Back to School: Thoughts about Frog Dissection
Remember that scene from E.T. when Elliott frees all frogs in his science class? Elliott reminds me of my younger son Tim, who probably would have done the same thing (without being inebriated)!
This past weekend, Tim returned to college, where he is thinking of majoring in biology. He brought up an interesting issue: Would he be required to dissect an animal even if it is against his beliefs? Are alternatives provided for these students?
When I was a student, I didn’t have a choice. In both junior high and high school, I dissected a fetal pig. Each student had his/her own animal to dissect.
But with the rise of animals rights groups, PETA being the most visible, I wondered if times had changed. Do students have a choice? Are there alternative ways for students to learn about anatomy that don’t harm animals?
I discovered a site called Dissection Alternatives (Physicians Committee for Responsible Medicine) that explores these issues and offers lots of practical solutions. I was surprised to learn that research has shown that animal-friendly alternatives to teaching students about anatomy and biology are just as effective as the traditional methods of dissection.
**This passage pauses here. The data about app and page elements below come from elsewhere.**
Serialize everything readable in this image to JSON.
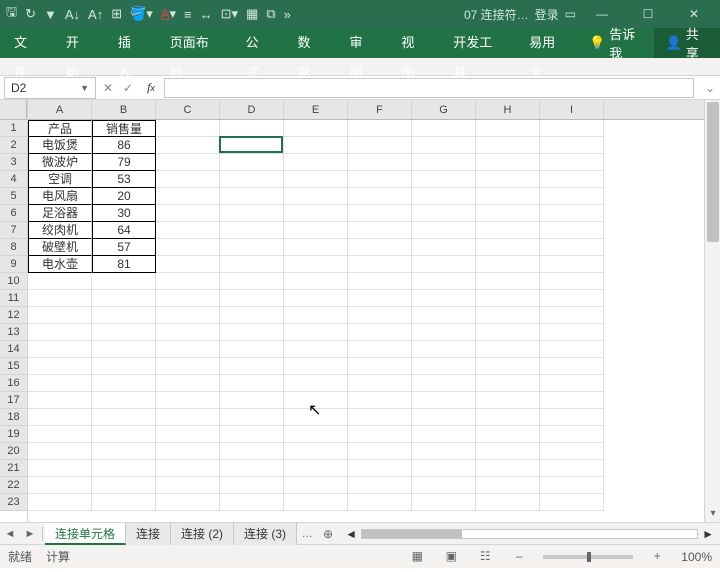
{
  "titlebar": {
    "doc": "07 连接符…",
    "login": "登录",
    "qat_icons": [
      "save",
      "redo",
      "filter",
      "sort-asc",
      "sort-desc",
      "table",
      "fill-color",
      "font-color",
      "align",
      "column-width",
      "border",
      "freeze",
      "grid",
      "window",
      "more"
    ]
  },
  "ribbon": {
    "tabs": [
      "文件",
      "开始",
      "插入",
      "页面布局",
      "公式",
      "数据",
      "审阅",
      "视图",
      "开发工具",
      "易用宝"
    ],
    "tellme": "告诉我",
    "share": "共享"
  },
  "namebox": "D2",
  "formula": "",
  "columns": [
    "A",
    "B",
    "C",
    "D",
    "E",
    "F",
    "G",
    "H",
    "I"
  ],
  "rowcount": 23,
  "table": {
    "headers": [
      "产品",
      "销售量"
    ],
    "rows": [
      [
        "电饭煲",
        "86"
      ],
      [
        "微波炉",
        "79"
      ],
      [
        "空调",
        "53"
      ],
      [
        "电风扇",
        "20"
      ],
      [
        "足浴器",
        "30"
      ],
      [
        "绞肉机",
        "64"
      ],
      [
        "破壁机",
        "57"
      ],
      [
        "电水壶",
        "81"
      ]
    ]
  },
  "worksheets": {
    "nav": [
      "◄",
      "►"
    ],
    "tabs": [
      "连接单元格",
      "连接",
      "连接 (2)",
      "连接 (3)"
    ],
    "new": "…",
    "add": "⊕"
  },
  "status": {
    "mode": "就绪",
    "calc": "计算",
    "zoom": "100%"
  },
  "activecell": {
    "col": 3,
    "row": 1
  }
}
Computer software can now provide detailed, sophisticated graphics, interactive features, videos, and in-depth accompanying text to help students learn about anatomy. UPDATE: We recently learned about the first virtual reality frog dissection software called V-Frog (from Tactus Tech).
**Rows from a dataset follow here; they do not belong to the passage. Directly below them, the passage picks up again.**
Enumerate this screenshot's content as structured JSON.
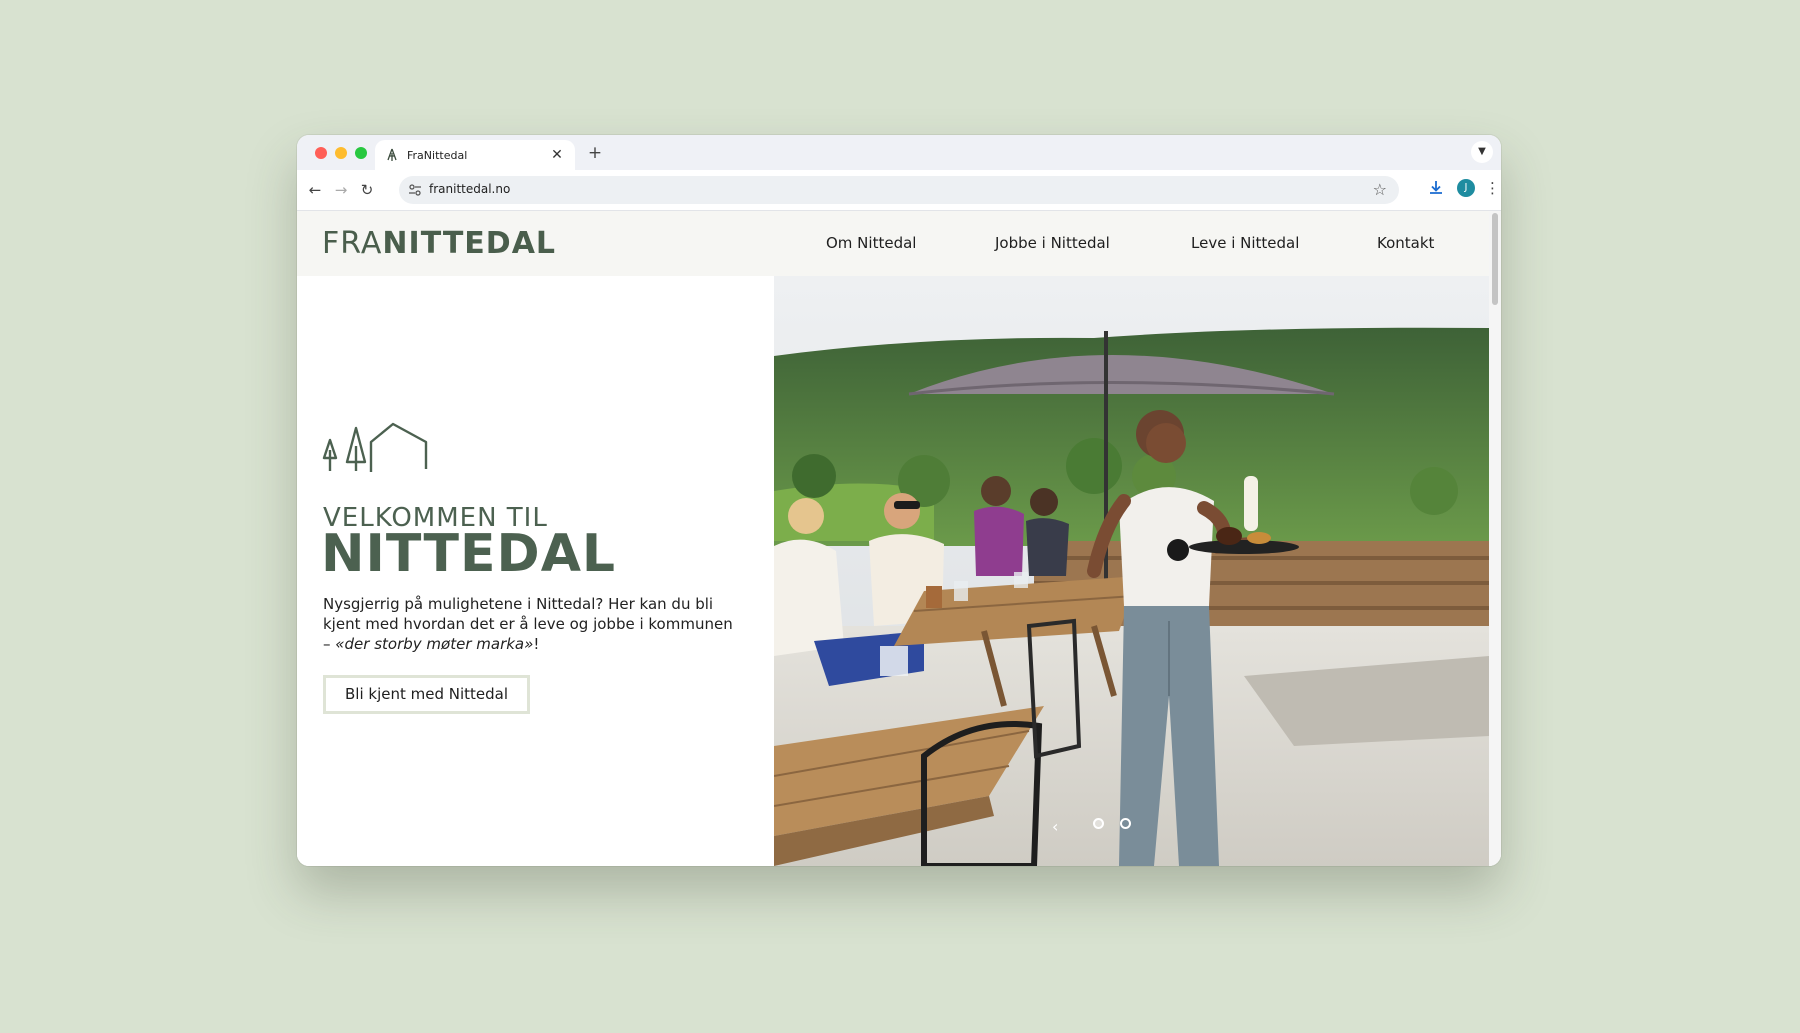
{
  "browser": {
    "tab_title": "FraNittedal",
    "url": "franittedal.no",
    "profile_initial": "J",
    "colors": {
      "close": "#ff5f57",
      "minimize": "#febc2e",
      "maximize": "#28c840"
    }
  },
  "site": {
    "logo_light": "FRA",
    "logo_bold": "NITTEDAL",
    "nav": [
      "Om Nittedal",
      "Jobbe i Nittedal",
      "Leve i Nittedal",
      "Kontakt"
    ],
    "hero": {
      "kicker": "VELKOMMEN TIL",
      "title": "NITTEDAL",
      "description": "Nysgjerrig på mulighetene i Nittedal? Her kan du bli kjent med hvordan det er å leve og jobbe i kommunen – ",
      "description_italic": "«der storby møter marka»",
      "description_end": "!",
      "cta": "Bli kjent med Nittedal"
    },
    "slider": {
      "slides": 2,
      "active": 1
    },
    "brand_color": "#4c6150"
  }
}
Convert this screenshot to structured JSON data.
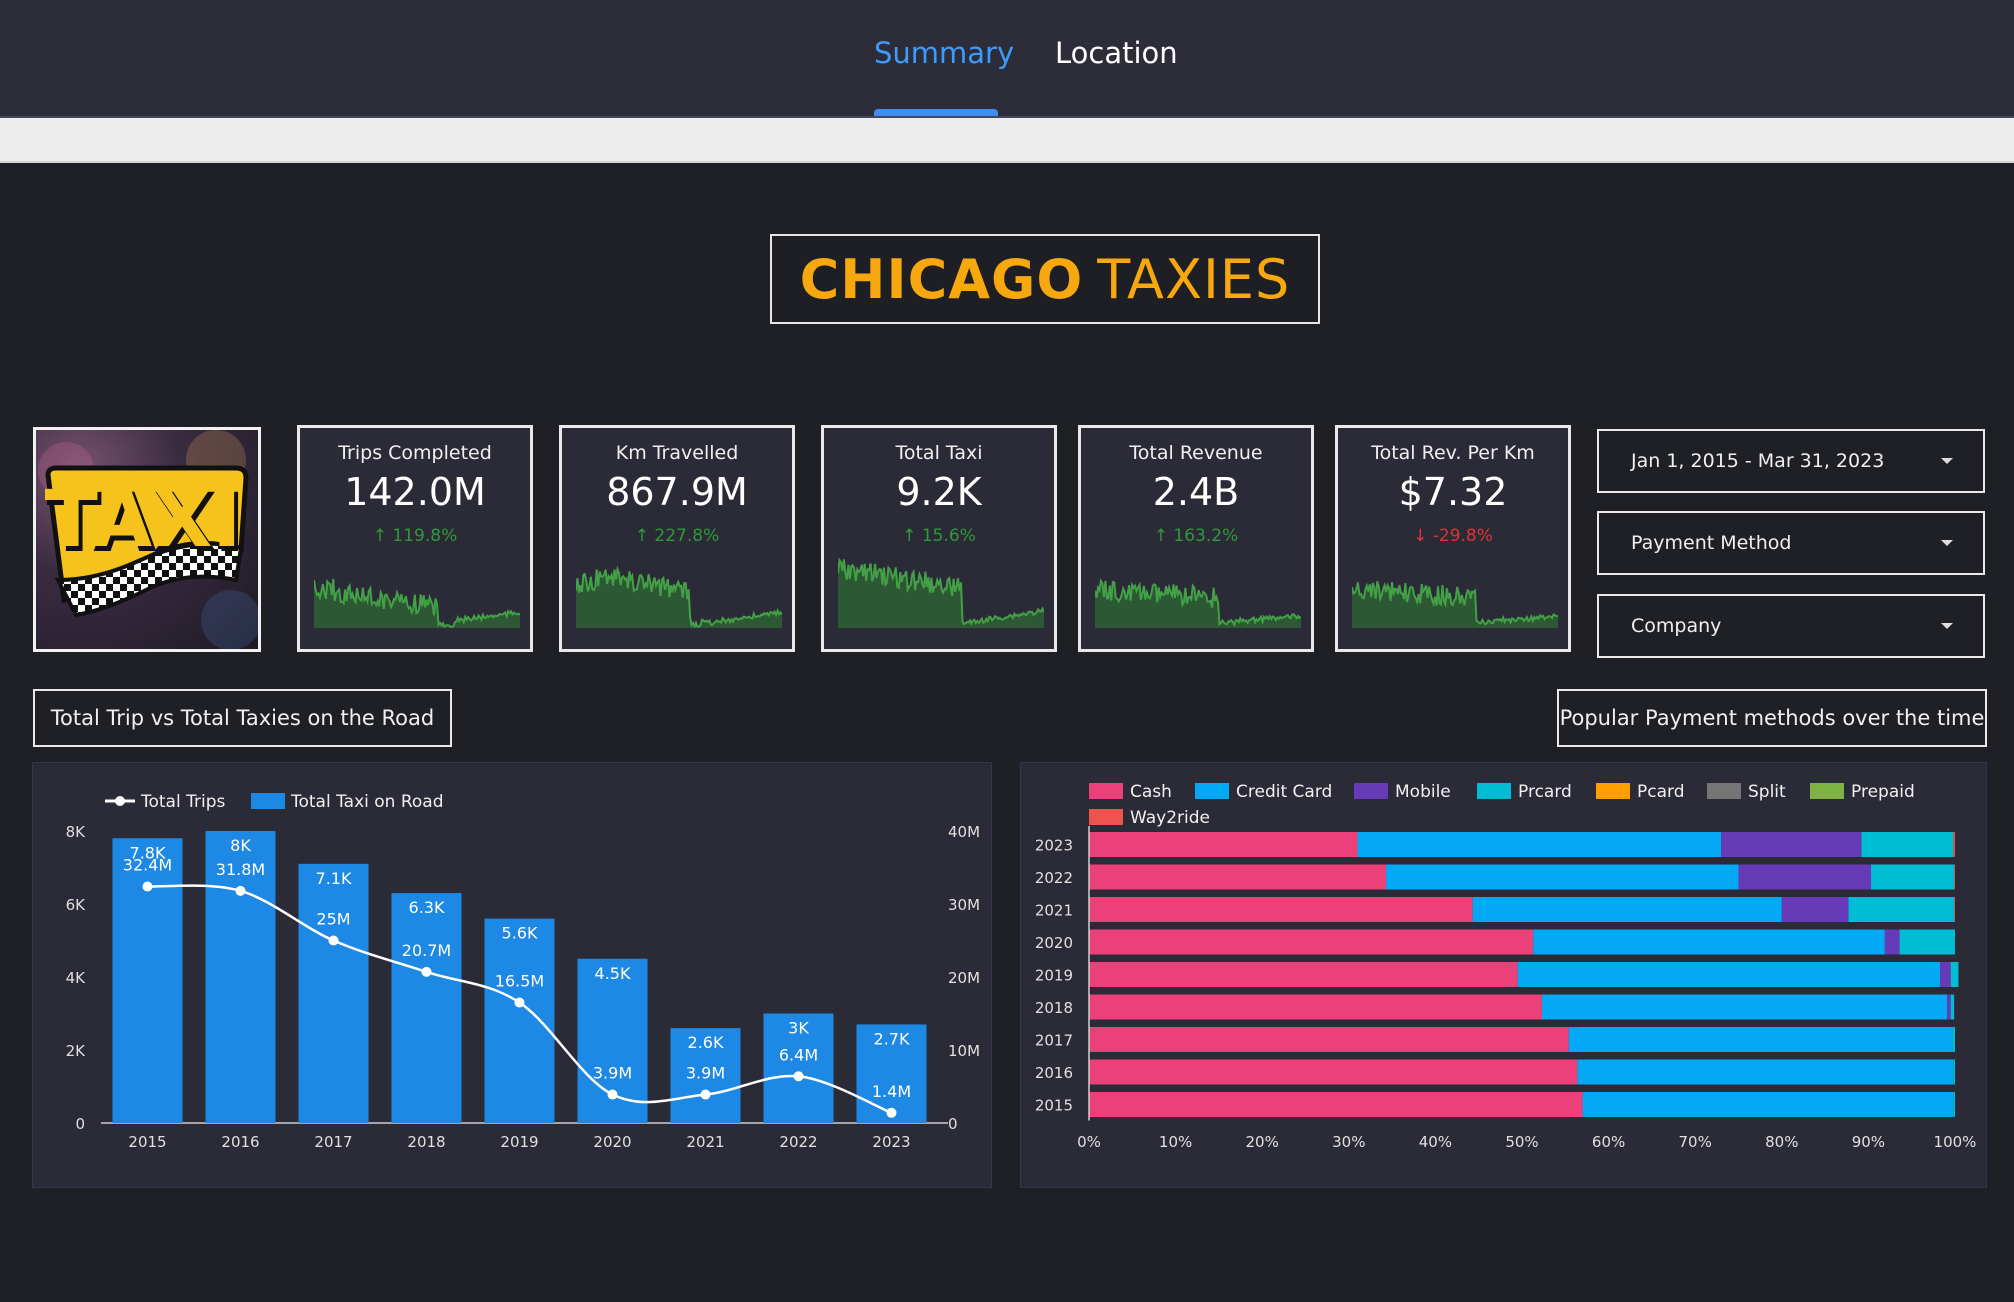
{
  "tabs": [
    {
      "label": "Summary",
      "active": true
    },
    {
      "label": "Location",
      "active": false
    }
  ],
  "title": {
    "part1": "CHICAGO",
    "part2": "TAXIES"
  },
  "logo": {
    "text": "TAXI"
  },
  "kpis": [
    {
      "label": "Trips Completed",
      "value": "142.0M",
      "change": "119.8%",
      "direction": "up"
    },
    {
      "label": "Km Travelled",
      "value": "867.9M",
      "change": "227.8%",
      "direction": "up"
    },
    {
      "label": "Total Taxi",
      "value": "9.2K",
      "change": "15.6%",
      "direction": "up"
    },
    {
      "label": "Total Revenue",
      "value": "2.4B",
      "change": "163.2%",
      "direction": "up"
    },
    {
      "label": "Total Rev. Per Km",
      "value": "$7.32",
      "change": "-29.8%",
      "direction": "down"
    }
  ],
  "filters": {
    "date_range": "Jan 1, 2015 - Mar 31, 2023",
    "payment": "Payment Method",
    "company": "Company"
  },
  "sections": {
    "left_title": "Total Trip vs Total Taxies on the Road",
    "right_title": "Popular Payment methods over the time"
  },
  "colors": {
    "accent": "#3d9bff",
    "title": "#f7a80f",
    "positive": "#2f9a3a",
    "negative": "#e03434",
    "bar": "#1e88e5"
  },
  "chart_data": [
    {
      "type": "bar",
      "categories": [
        "2015",
        "2016",
        "2017",
        "2018",
        "2019",
        "2020",
        "2021",
        "2022",
        "2023"
      ],
      "series": [
        {
          "name": "Total Taxi on Road",
          "type": "bar",
          "axis": "left",
          "values": [
            7800,
            8000,
            7100,
            6300,
            5600,
            4500,
            2600,
            3000,
            2700
          ],
          "labels": [
            "7.8K",
            "8K",
            "7.1K",
            "6.3K",
            "5.6K",
            "4.5K",
            "2.6K",
            "3K",
            "2.7K"
          ]
        },
        {
          "name": "Total Trips",
          "type": "line",
          "axis": "right",
          "values": [
            32.4,
            31.8,
            25,
            20.7,
            16.5,
            3.9,
            3.9,
            6.4,
            1.4
          ],
          "labels": [
            "32.4M",
            "31.8M",
            "25M",
            "20.7M",
            "16.5M",
            "3.9M",
            "3.9M",
            "6.4M",
            "1.4M"
          ]
        }
      ],
      "y_left": {
        "range": [
          0,
          8000
        ],
        "ticks": [
          "0",
          "2K",
          "4K",
          "6K",
          "8K"
        ]
      },
      "y_right": {
        "range": [
          0,
          40
        ],
        "ticks": [
          "0",
          "10M",
          "20M",
          "30M",
          "40M"
        ]
      },
      "legend": [
        "Total Trips",
        "Total Taxi on Road"
      ],
      "legend_position": "top-left"
    },
    {
      "type": "bar",
      "orientation": "horizontal-stacked-100",
      "categories": [
        "2023",
        "2022",
        "2021",
        "2020",
        "2019",
        "2018",
        "2017",
        "2016",
        "2015"
      ],
      "legend": [
        "Cash",
        "Credit Card",
        "Mobile",
        "Prcard",
        "Pcard",
        "Split",
        "Prepaid",
        "Way2ride"
      ],
      "legend_colors": [
        "#ec407a",
        "#03a9f4",
        "#673ab7",
        "#00bcd4",
        "#ffa000",
        "#757575",
        "#7cb342",
        "#ef5350"
      ],
      "series": [
        {
          "name": "Cash",
          "values": [
            31,
            34.3,
            44.3,
            51.3,
            49.5,
            52.3,
            55.4,
            56.4,
            57
          ]
        },
        {
          "name": "Credit Card",
          "values": [
            42,
            40.7,
            35.7,
            40.6,
            48.8,
            46.8,
            44.3,
            43.4,
            42.8
          ]
        },
        {
          "name": "Mobile",
          "values": [
            16.2,
            15.3,
            7.7,
            1.7,
            1.2,
            0.4,
            0,
            0,
            0
          ]
        },
        {
          "name": "Prcard",
          "values": [
            10.6,
            9.6,
            12.2,
            6.4,
            0.9,
            0.4,
            0.3,
            0.2,
            0.2
          ]
        },
        {
          "name": "Pcard",
          "values": [
            0,
            0,
            0,
            0,
            0,
            0,
            0,
            0,
            0
          ]
        },
        {
          "name": "Split",
          "values": [
            0,
            0,
            0,
            0,
            0,
            0,
            0,
            0,
            0
          ]
        },
        {
          "name": "Prepaid",
          "values": [
            0,
            0,
            0,
            0,
            0,
            0,
            0,
            0,
            0
          ]
        },
        {
          "name": "Way2ride",
          "values": [
            0.2,
            0.1,
            0.1,
            0,
            0,
            0,
            0,
            0,
            0
          ]
        }
      ],
      "x_ticks": [
        "0%",
        "10%",
        "20%",
        "30%",
        "40%",
        "50%",
        "60%",
        "70%",
        "80%",
        "90%",
        "100%"
      ],
      "xlim": [
        0,
        100
      ],
      "legend_position": "top"
    }
  ]
}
I was also surprised to learn that the majority of medical schools often use these alternatives rather than traditional animal dissection. In addition, The National Science Teachers Association recently amended its official position statement on animal use, approving the use of non-animal alternatives as replacements for dissection.
Dissection Alternatives sponsors the Cut Above Awards, which honors teachers and students who have taken great leaps to adopt humane alternatives to dissection.
Dissection Alternatives also provides information about the following:
- What students can do to make their school dissection-free.
- Information about dissection alternatives (commercial, online, etc).
- A list of states that allow student choice regarding dissection.
PETA also created a new site to address dissection alternatives called TeachKind, which is loaded with information, and includes a video demonstration of Digital Frog 2.5.
If you have some thoughts about animal dissection, or have some experience using these dissection alternatives, please leave us a comment!